— INSTRUCTIONS TO FOLLOW —
Pull every line holding the word "title" from the data below and copy it.

— EXERCISE MATERIAL —
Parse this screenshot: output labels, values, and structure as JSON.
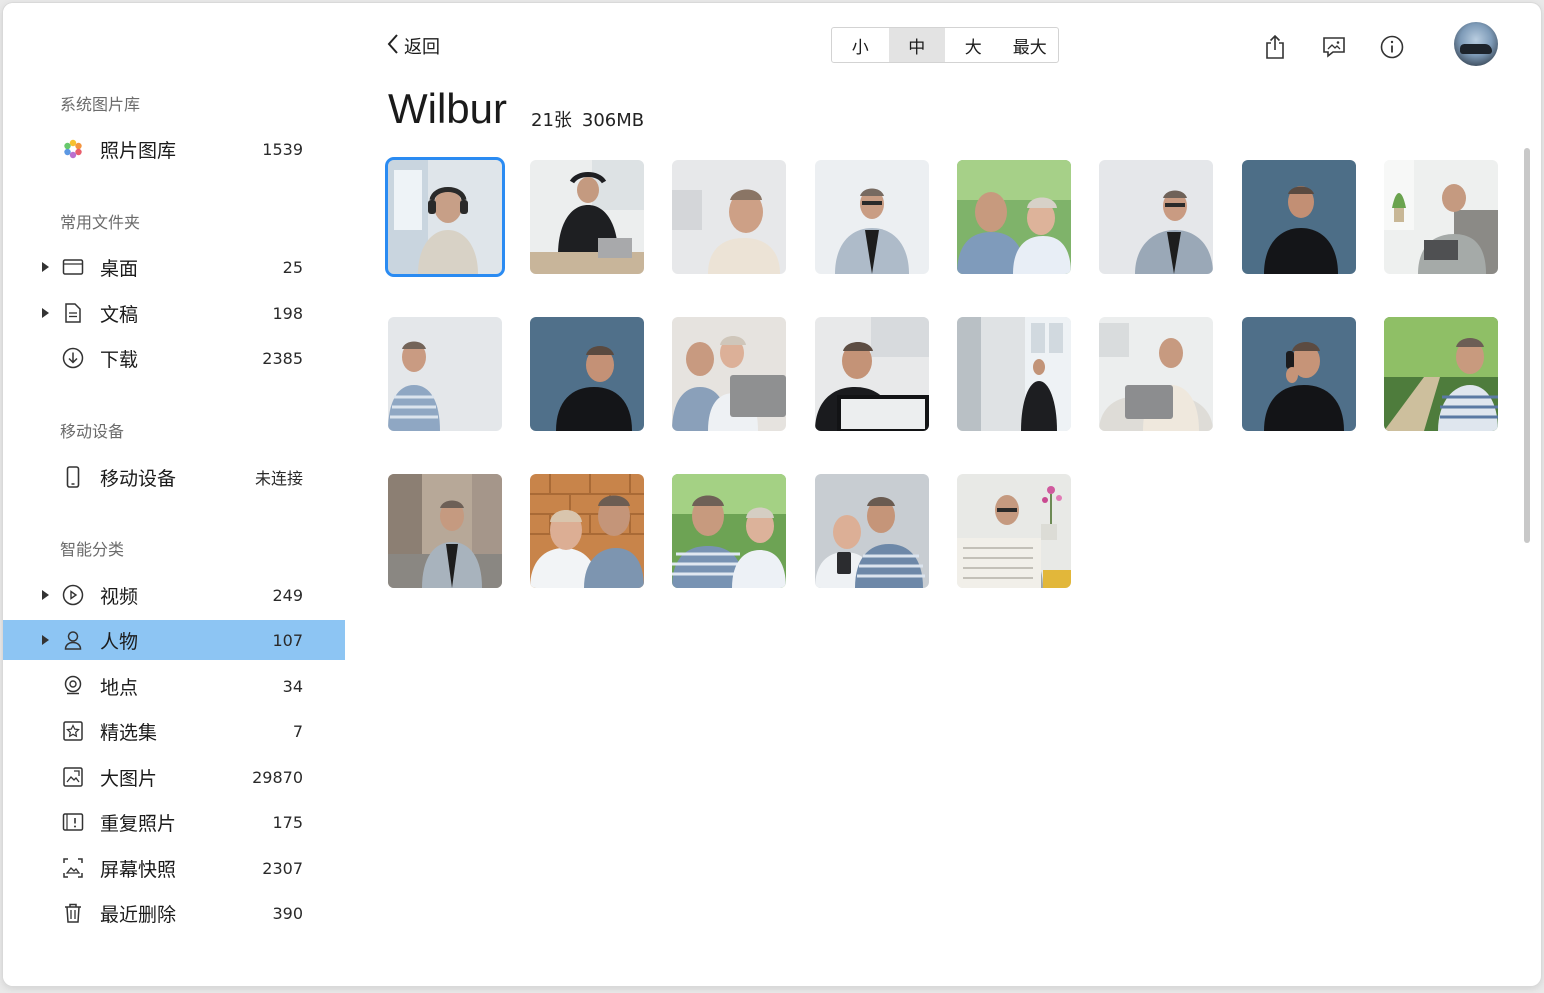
{
  "sidebar": {
    "sections": [
      {
        "title": "系统图片库"
      },
      {
        "title": "常用文件夹"
      },
      {
        "title": "移动设备"
      },
      {
        "title": "智能分类"
      }
    ],
    "items": [
      {
        "label": "照片图库",
        "count": "1539",
        "icon": "photos-app-icon"
      },
      {
        "label": "桌面",
        "count": "25",
        "icon": "desktop-icon"
      },
      {
        "label": "文稿",
        "count": "198",
        "icon": "document-icon"
      },
      {
        "label": "下载",
        "count": "2385",
        "icon": "download-icon"
      },
      {
        "label": "移动设备",
        "count": "未连接",
        "icon": "phone-icon"
      },
      {
        "label": "视频",
        "count": "249",
        "icon": "video-icon"
      },
      {
        "label": "人物",
        "count": "107",
        "icon": "person-icon"
      },
      {
        "label": "地点",
        "count": "34",
        "icon": "location-icon"
      },
      {
        "label": "精选集",
        "count": "7",
        "icon": "featured-icon"
      },
      {
        "label": "大图片",
        "count": "29870",
        "icon": "large-image-icon"
      },
      {
        "label": "重复照片",
        "count": "175",
        "icon": "duplicate-icon"
      },
      {
        "label": "屏幕快照",
        "count": "2307",
        "icon": "screenshot-icon"
      },
      {
        "label": "最近删除",
        "count": "390",
        "icon": "trash-icon"
      }
    ]
  },
  "toolbar": {
    "back_label": "返回",
    "sizes": [
      "小",
      "中",
      "大",
      "最大"
    ],
    "selected_size": "中"
  },
  "album": {
    "title": "Wilbur",
    "count": "21张",
    "size": "306MB"
  },
  "colors": {
    "accent": "#2a8bf2",
    "sidebar_active": "#8dc5f3"
  }
}
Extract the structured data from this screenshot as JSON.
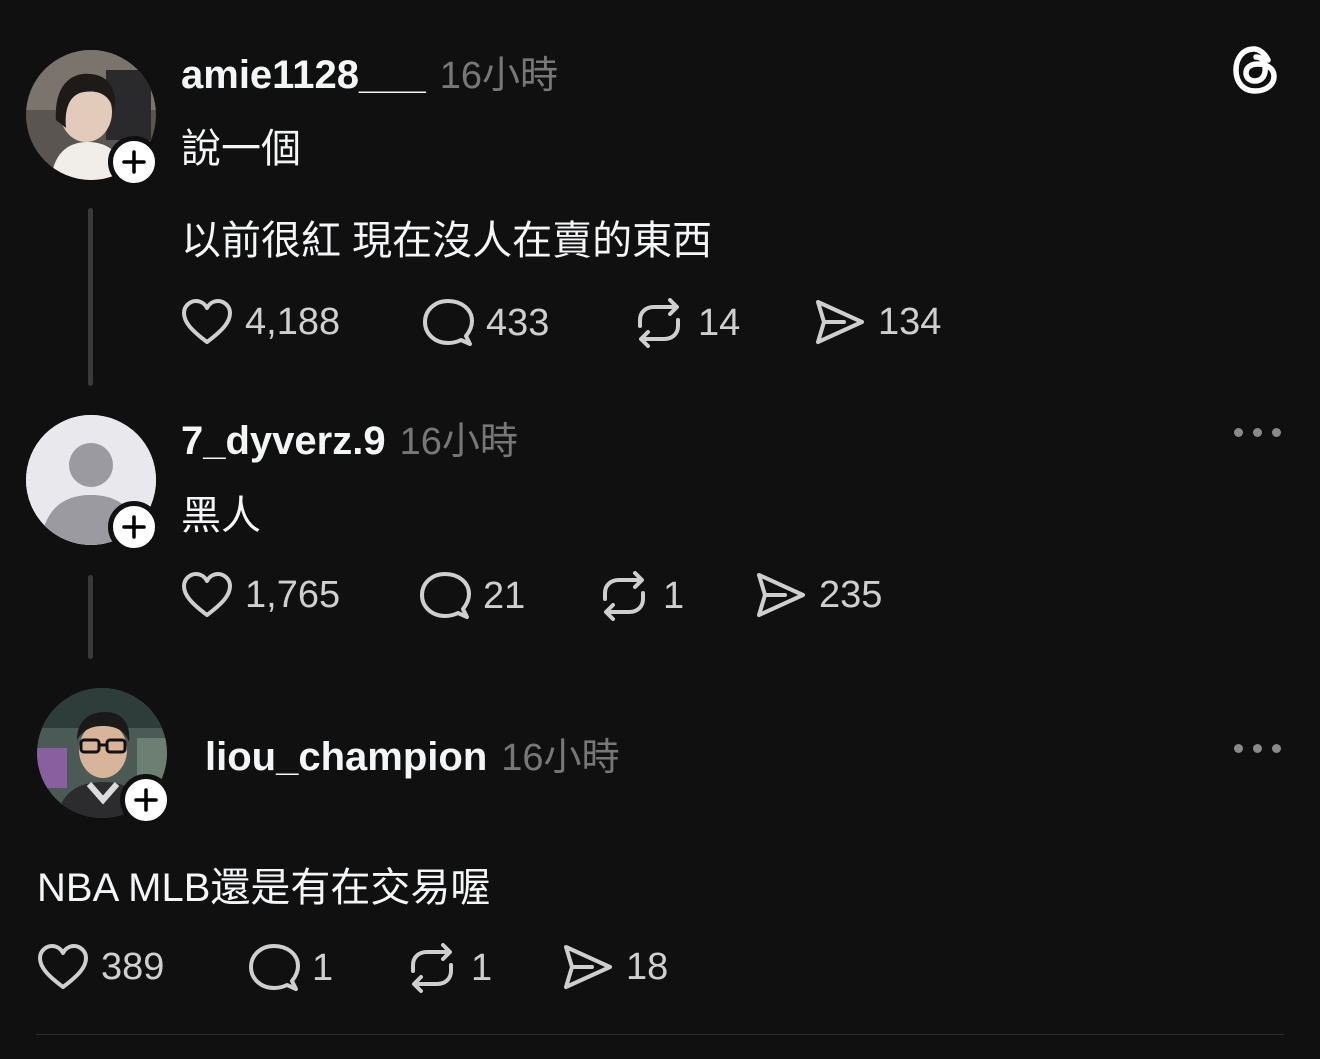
{
  "posts": [
    {
      "username": "amie1128___",
      "time": "16小時",
      "lines": [
        "說一個",
        "以前很紅 現在沒人在賣的東西"
      ],
      "stats": {
        "likes": "4,188",
        "comments": "433",
        "reposts": "14",
        "shares": "134"
      }
    },
    {
      "username": "7_dyverz.9",
      "time": "16小時",
      "lines": [
        "黑人"
      ],
      "stats": {
        "likes": "1,765",
        "comments": "21",
        "reposts": "1",
        "shares": "235"
      }
    },
    {
      "username": "liou_champion",
      "time": "16小時",
      "lines": [
        "NBA MLB還是有在交易喔"
      ],
      "stats": {
        "likes": "389",
        "comments": "1",
        "reposts": "1",
        "shares": "18"
      }
    }
  ],
  "icons": {
    "app": "threads-logo-icon",
    "like": "heart-icon",
    "comment": "comment-bubble-icon",
    "repost": "repost-icon",
    "share": "send-icon",
    "more": "more-dots-icon",
    "follow": "plus-icon"
  },
  "colors": {
    "background": "#101010",
    "text": "#f3f5f7",
    "muted": "#777777"
  }
}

— YOUR SOLUTION —
        "title": "系统图片库"
        "title": "常用文件夹"
        "title": "移动设备"
        "title": "智能分类"
    "title": "Wilbur",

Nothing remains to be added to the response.